> [Required action]
From the listing below, copy out every line where the word "true" appears.

- Opening Delimiter -

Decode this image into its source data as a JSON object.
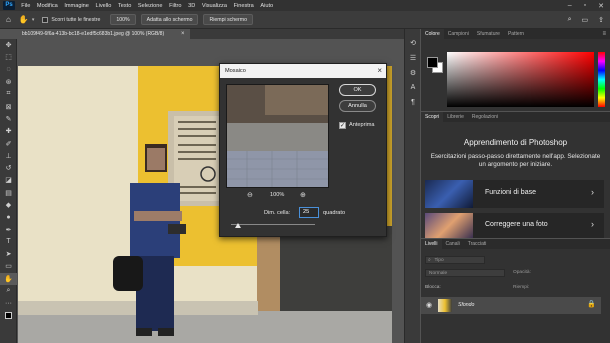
{
  "menu": {
    "logo": "Ps",
    "items": [
      "File",
      "Modifica",
      "Immagine",
      "Livello",
      "Testo",
      "Selezione",
      "Filtro",
      "3D",
      "Visualizza",
      "Finestra",
      "Aiuto"
    ]
  },
  "options": {
    "scroll_all_label": "Scorri tutte le finestre",
    "zoom_value": "100%",
    "fit_screen_label": "Adatta allo schermo",
    "fill_screen_label": "Riempi schermo"
  },
  "document": {
    "tab_title": "bb109f49-6f6a-413b-bc18-e1edf5c683b1.jpeg @ 100% (RGB/8)",
    "close_glyph": "×"
  },
  "mosaic_dialog": {
    "title": "Mosaico",
    "close_glyph": "×",
    "ok_label": "OK",
    "cancel_label": "Annulla",
    "preview_label": "Anteprima",
    "preview_checked": true,
    "zoom_value": "100%",
    "cell_size_label": "Dim. cella:",
    "cell_size_value": "25",
    "unit_label": "quadrato"
  },
  "color_panel": {
    "tabs": [
      "Colore",
      "Campioni",
      "Sfumature",
      "Pattern"
    ],
    "foreground": "#000000",
    "background": "#ffffff"
  },
  "learn_panel": {
    "tabs": [
      "Scopri",
      "Librerie",
      "Regolazioni"
    ],
    "title": "Apprendimento di Photoshop",
    "subtitle": "Esercitazioni passo-passo direttamente nell'app. Selezionate un argomento per iniziare.",
    "cards": [
      {
        "label": "Funzioni di base"
      },
      {
        "label": "Correggere una foto"
      }
    ]
  },
  "layers_panel": {
    "tabs": [
      "Livelli",
      "Canali",
      "Tracciati"
    ],
    "kind_label": "Tipo",
    "blend_mode": "Normale",
    "opacity_label": "Opacità:",
    "lock_label": "Blocca:",
    "fill_label": "Riempi:",
    "layer_name": "Sfondo"
  },
  "icons": {
    "move": "move-icon",
    "hand": "hand-icon",
    "zoom_out": "zoom-out-icon",
    "zoom_in": "zoom-in-icon",
    "eye": "eye-icon",
    "lock": "lock-icon"
  }
}
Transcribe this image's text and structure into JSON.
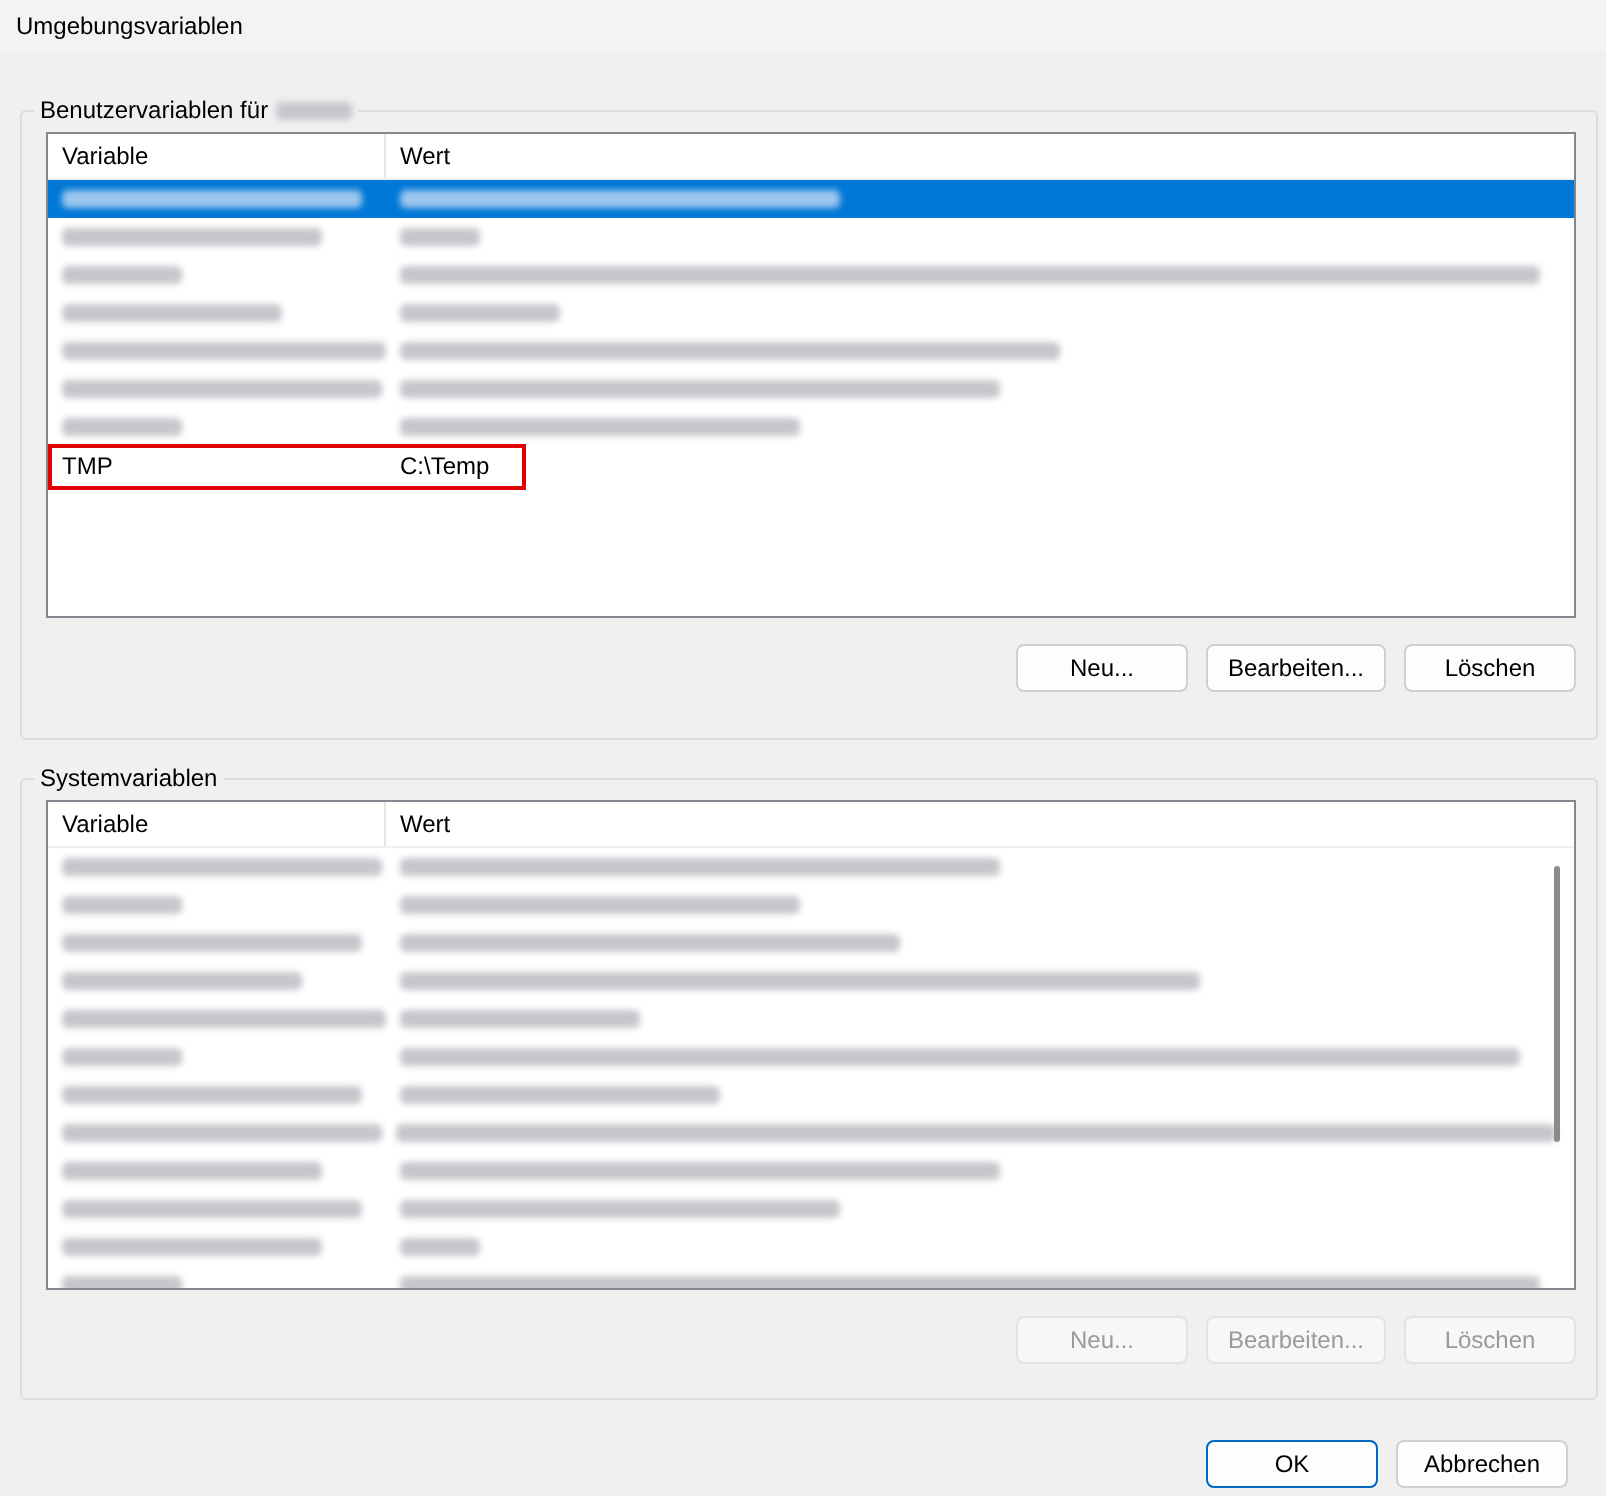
{
  "window": {
    "title": "Umgebungsvariablen"
  },
  "groups": [
    {
      "title": "Benutzervariablen für",
      "title_redacted": true,
      "columns": [
        "Variable",
        "Wert"
      ],
      "scrollbar": false,
      "rows": [
        {
          "kind": "redacted",
          "selected": true,
          "highlighted": false
        },
        {
          "kind": "redacted",
          "selected": false,
          "highlighted": false
        },
        {
          "kind": "redacted",
          "selected": false,
          "highlighted": false
        },
        {
          "kind": "redacted",
          "selected": false,
          "highlighted": false
        },
        {
          "kind": "redacted",
          "selected": false,
          "highlighted": false
        },
        {
          "kind": "redacted",
          "selected": false,
          "highlighted": false
        },
        {
          "kind": "redacted",
          "selected": false,
          "highlighted": false
        },
        {
          "kind": "text",
          "variable": "TMP",
          "value": "C:\\Temp",
          "selected": false,
          "highlighted": true
        }
      ],
      "buttons": [
        {
          "label": "Neu...",
          "disabled": false
        },
        {
          "label": "Bearbeiten...",
          "disabled": false
        },
        {
          "label": "Löschen",
          "disabled": false
        }
      ]
    },
    {
      "title": "Systemvariablen",
      "title_redacted": false,
      "columns": [
        "Variable",
        "Wert"
      ],
      "scrollbar": true,
      "rows": [
        {
          "kind": "redacted",
          "selected": false,
          "highlighted": false
        },
        {
          "kind": "redacted",
          "selected": false,
          "highlighted": false
        },
        {
          "kind": "redacted",
          "selected": false,
          "highlighted": false
        },
        {
          "kind": "redacted",
          "selected": false,
          "highlighted": false
        },
        {
          "kind": "redacted",
          "selected": false,
          "highlighted": false
        },
        {
          "kind": "redacted",
          "selected": false,
          "highlighted": false
        },
        {
          "kind": "redacted",
          "selected": false,
          "highlighted": false
        },
        {
          "kind": "redacted",
          "selected": false,
          "highlighted": false
        },
        {
          "kind": "redacted",
          "selected": false,
          "highlighted": false
        },
        {
          "kind": "redacted",
          "selected": false,
          "highlighted": false
        },
        {
          "kind": "redacted",
          "selected": false,
          "highlighted": false
        },
        {
          "kind": "redacted",
          "selected": false,
          "highlighted": false
        }
      ],
      "buttons": [
        {
          "label": "Neu...",
          "disabled": true
        },
        {
          "label": "Bearbeiten...",
          "disabled": true
        },
        {
          "label": "Löschen",
          "disabled": true
        }
      ]
    }
  ],
  "dialog_buttons": [
    {
      "label": "OK",
      "default": true
    },
    {
      "label": "Abbrechen",
      "default": false
    }
  ]
}
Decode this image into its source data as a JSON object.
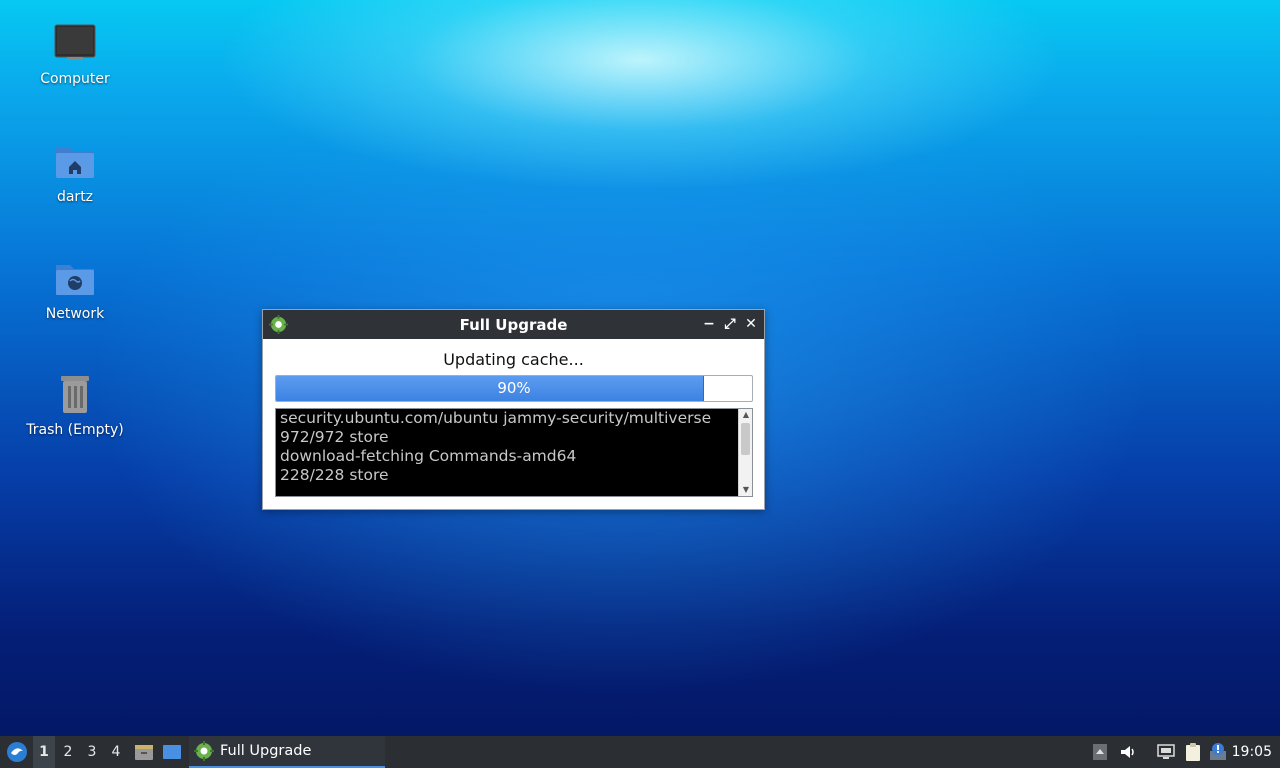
{
  "desktop": {
    "icons": [
      {
        "label": "Computer",
        "icon": "monitor-icon"
      },
      {
        "label": "dartz",
        "icon": "home-folder-icon"
      },
      {
        "label": "Network",
        "icon": "network-folder-icon"
      },
      {
        "label": "Trash (Empty)",
        "icon": "trash-icon"
      }
    ]
  },
  "dialog": {
    "title": "Full Upgrade",
    "app_icon": "gear-icon",
    "controls": {
      "minimize": "−",
      "maximize": "⤢",
      "close": "✕"
    },
    "status": "Updating cache...",
    "progress": {
      "percent": 90,
      "label": "90%"
    },
    "log_lines": [
      "security.ubuntu.com/ubuntu jammy-security/multiverse",
      "972/972 store",
      "download-fetching Commands-amd64",
      "228/228 store"
    ]
  },
  "taskbar": {
    "workspaces": [
      "1",
      "2",
      "3",
      "4"
    ],
    "active_workspace": "1",
    "task_label": "Full Upgrade",
    "clock": "19:05"
  },
  "colors": {
    "accent": "#4a90e2",
    "titlebar": "#2f3338",
    "taskbar": "#2b2f34"
  }
}
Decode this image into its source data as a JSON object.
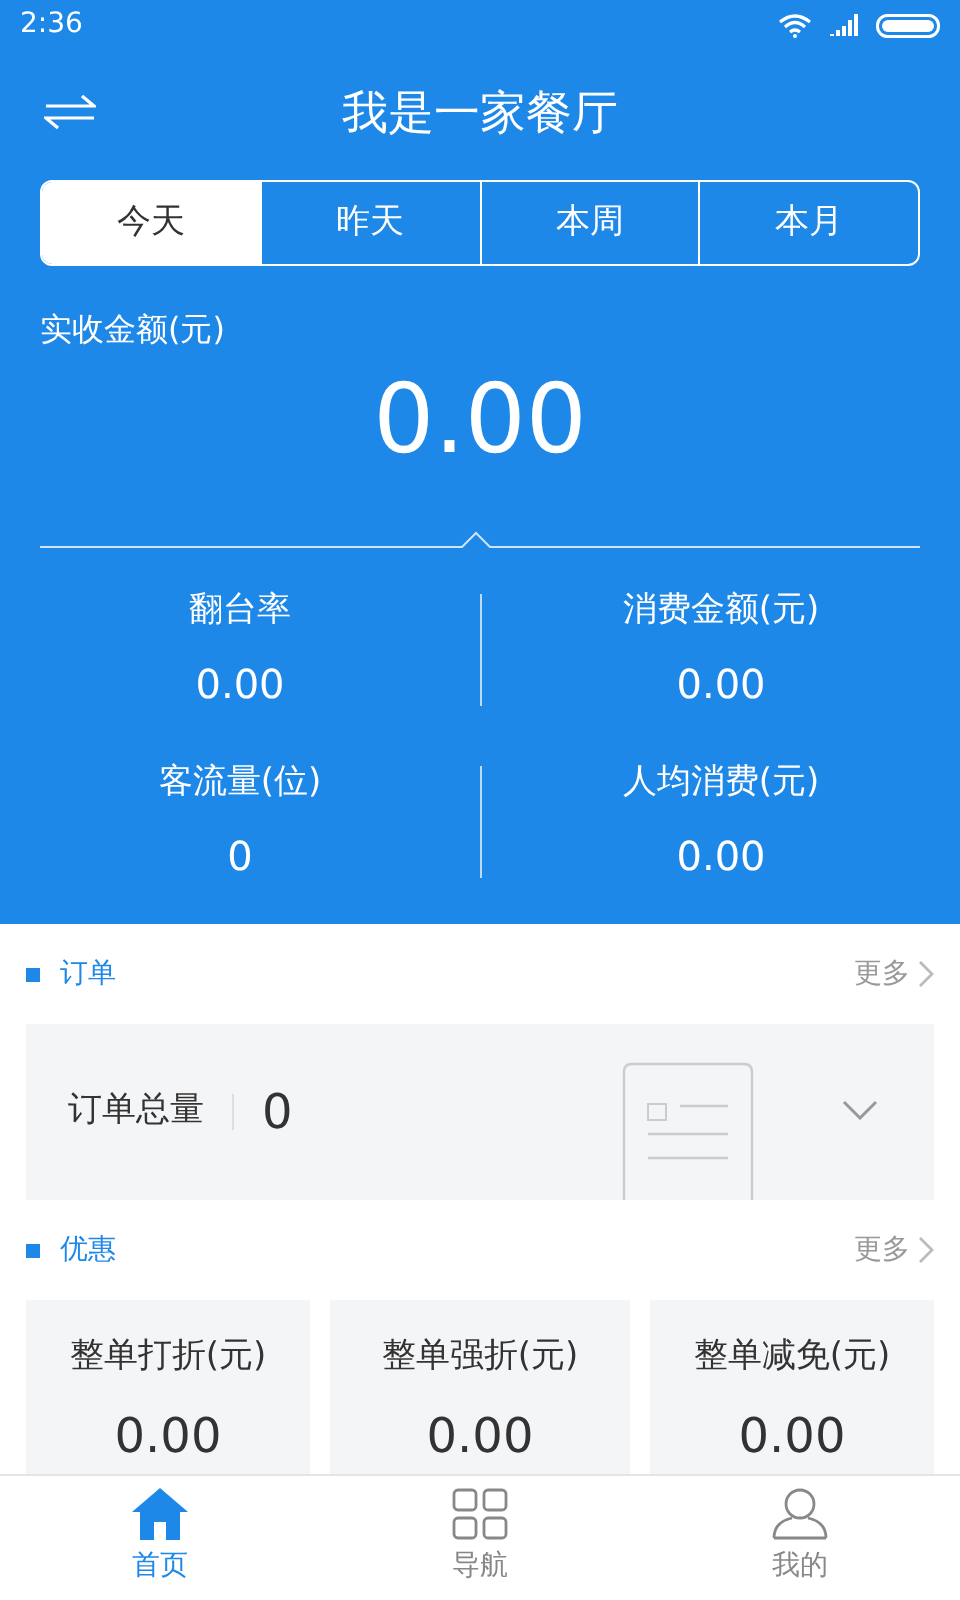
{
  "status_bar": {
    "time": "2:36"
  },
  "header": {
    "title": "我是一家餐厅"
  },
  "tabs": [
    {
      "label": "今天",
      "selected": true
    },
    {
      "label": "昨天",
      "selected": false
    },
    {
      "label": "本周",
      "selected": false
    },
    {
      "label": "本月",
      "selected": false
    }
  ],
  "revenue": {
    "label": "实收金额(元)",
    "value": "0.00"
  },
  "stats": [
    {
      "label": "翻台率",
      "value": "0.00"
    },
    {
      "label": "消费金额(元)",
      "value": "0.00"
    },
    {
      "label": "客流量(位)",
      "value": "0"
    },
    {
      "label": "人均消费(元)",
      "value": "0.00"
    }
  ],
  "orders": {
    "title": "订单",
    "more": "更多",
    "label": "订单总量",
    "value": "0"
  },
  "discounts": {
    "title": "优惠",
    "more": "更多",
    "cards": [
      {
        "label": "整单打折(元)",
        "value": "0.00"
      },
      {
        "label": "整单强折(元)",
        "value": "0.00"
      },
      {
        "label": "整单减免(元)",
        "value": "0.00"
      }
    ]
  },
  "nav": [
    {
      "label": "首页",
      "selected": true,
      "kind": "home"
    },
    {
      "label": "导航",
      "selected": false,
      "kind": "grid"
    },
    {
      "label": "我的",
      "selected": false,
      "kind": "user"
    }
  ]
}
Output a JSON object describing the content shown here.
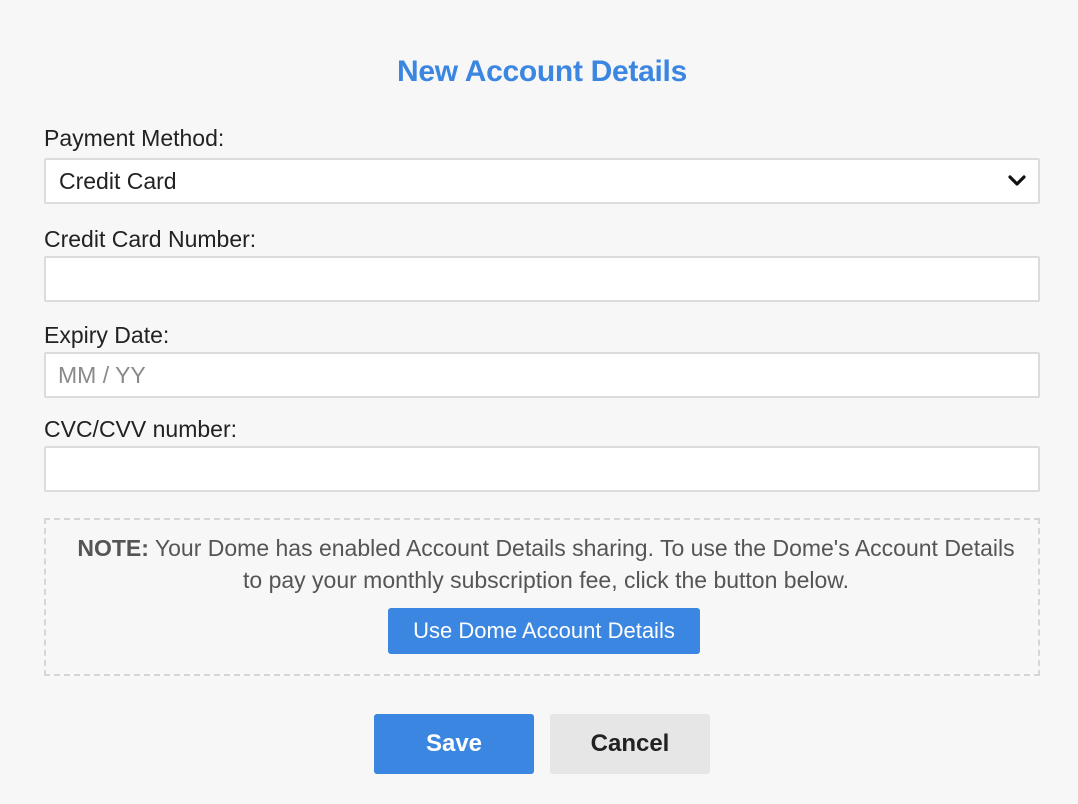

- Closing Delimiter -

> [Expected output]
    "preview_checked": true,
      "title_redacted": true,
          "selected": true,
          "highlighted": true
      "scrollbar": true,
          "disabled": true
          "disabled": true
          "disabled": true
      "default": true
      "selected": true
      "selected": true,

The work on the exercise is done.